If your employee is accessing the leave entitlement due to COVID-19, you are not required to use their leave entitlements to top up their income. However, you are able to offer and negotiate with your employee if they would like to use any form of paid leave.
Example: Your employee earns $1,000 a week before tax and is required to self-isolate. They are entitled to $585 a week from the Government's leave payments. They ask you to use annual leave they have accrued to make up the other $415 in order to receive an income consistent to what they would receive if they were working their normal hours.
In order to know which wage subsidy is right for your casual employees, it is best to average their hours worked over a 4 week period. This will determine if they are considered to be part time (less than 20 hours) or full time (more than 20 hours).

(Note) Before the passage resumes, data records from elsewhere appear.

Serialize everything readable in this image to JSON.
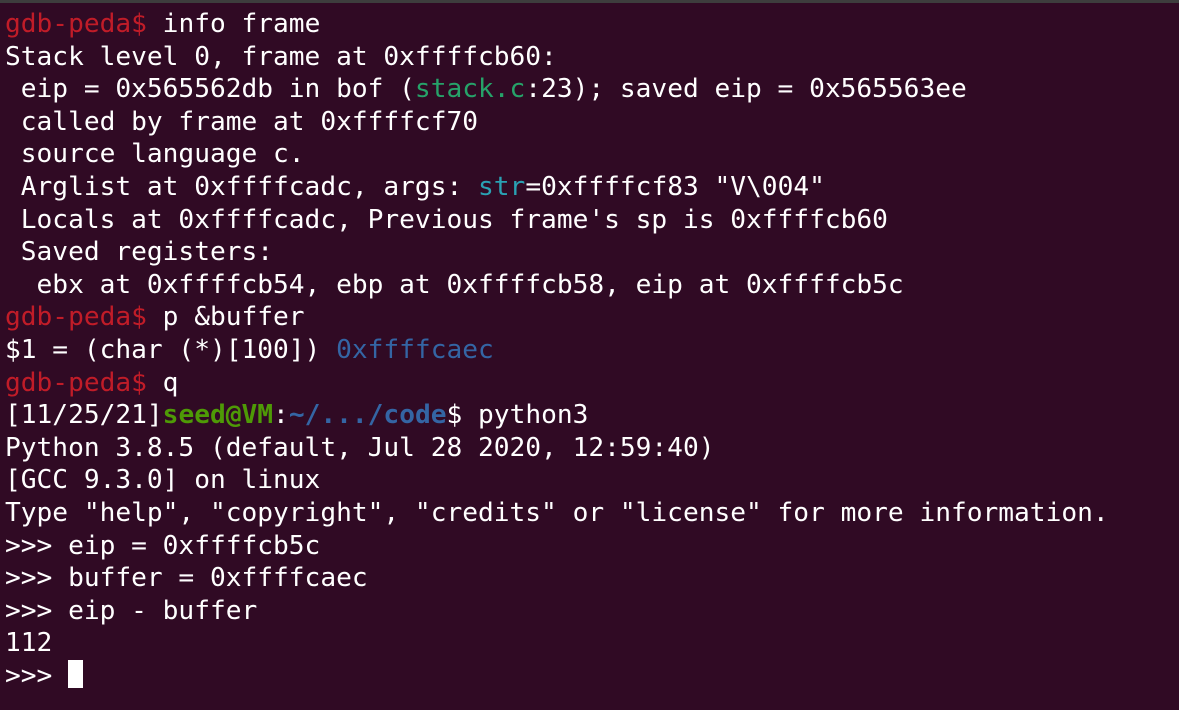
{
  "colors": {
    "background": "#300a24",
    "foreground": "#ffffff",
    "gdb_prompt": "#c01c28",
    "filename": "#26a269",
    "arg_name": "#2aa1b3",
    "address": "#3465a4",
    "user_host": "#4e9a06",
    "path": "#3465a4"
  },
  "gdb_prompt": "gdb-peda$",
  "lines": {
    "l1_cmd": " info frame",
    "l2": "Stack level 0, frame at 0xffffcb60:",
    "l3_a": " eip = 0x565562db in bof (",
    "l3_file": "stack.c",
    "l3_b": ":23); saved eip = 0x565563ee",
    "l4": " called by frame at 0xffffcf70",
    "l5": " source language c.",
    "l6_a": " Arglist at 0xffffcadc, args: ",
    "l6_arg": "str",
    "l6_b": "=0xffffcf83 \"V\\004\"",
    "l7": " Locals at 0xffffcadc, Previous frame's sp is 0xffffcb60",
    "l8": " Saved registers:",
    "l9": "  ebx at 0xffffcb54, ebp at 0xffffcb58, eip at 0xffffcb5c",
    "l10_cmd": " p &buffer",
    "l11_a": "$1 = (char (*)[100]) ",
    "l11_addr": "0xffffcaec",
    "l12_cmd": " q",
    "l13_date": "[11/25/21]",
    "l13_user": "seed@VM",
    "l13_colon": ":",
    "l13_path": "~/.../code",
    "l13_cmd": "$ python3",
    "l14": "Python 3.8.5 (default, Jul 28 2020, 12:59:40)",
    "l15": "[GCC 9.3.0] on linux",
    "l16": "Type \"help\", \"copyright\", \"credits\" or \"license\" for more information.",
    "l17": ">>> eip = 0xffffcb5c",
    "l18": ">>> buffer = 0xffffcaec",
    "l19": ">>> eip - buffer",
    "l20": "112",
    "l21_prompt": ">>> "
  }
}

We know times are tough. If you are in the position where you must reduce staff numbers due to the current circumstances, please get in touch with our Business Advisors for guidance or request our specialised template. We encourage you to provide a note to affected employees outlining that this is due to the current climate, so that it doesn't hinder their ability to get another retail job in the future.
As announced on March 19, non-residents and non-citizens will not be allowed to enter the country for the foreseeable future. It is recommended to source locally for new employment opportunities.
Unfortunately, it is highly unlikely these employees will be allowed back into the country unless they meet the exemption criteria outlined by Immigration.
Should you find that redundancies are necessary, the same process as usual applies, however given the circumstances, discussions can occur over the phone/skype and timeframes will be shorter. Get in touch with our Advice Service for guidance on redundancies as a result of Covid-19.
Useful Links - resources to answer your questions
- Unite against COVID-19
- Work and Income COVID-19 Wage Subsidies and Leave Payments Factsheet
- Employer Application for Wage Subsidies and Leave Payments
- Work and Income - COVID-19 Response
- Employment NZ - COVID-19 Support page
- NZBN for sole traders
- Border closures, exemptions and migrant workers
- Employment related privacy issues
As you navigate this time, please don't hesitate to contact our Advice Service should you require any assistance. You can ring us on 0800 472 472 (1800 805 0831 from Australia) or send us an email on firstname.lastname@example.org. We are here to support you - so ask us first.
Updated on 30th March 2020.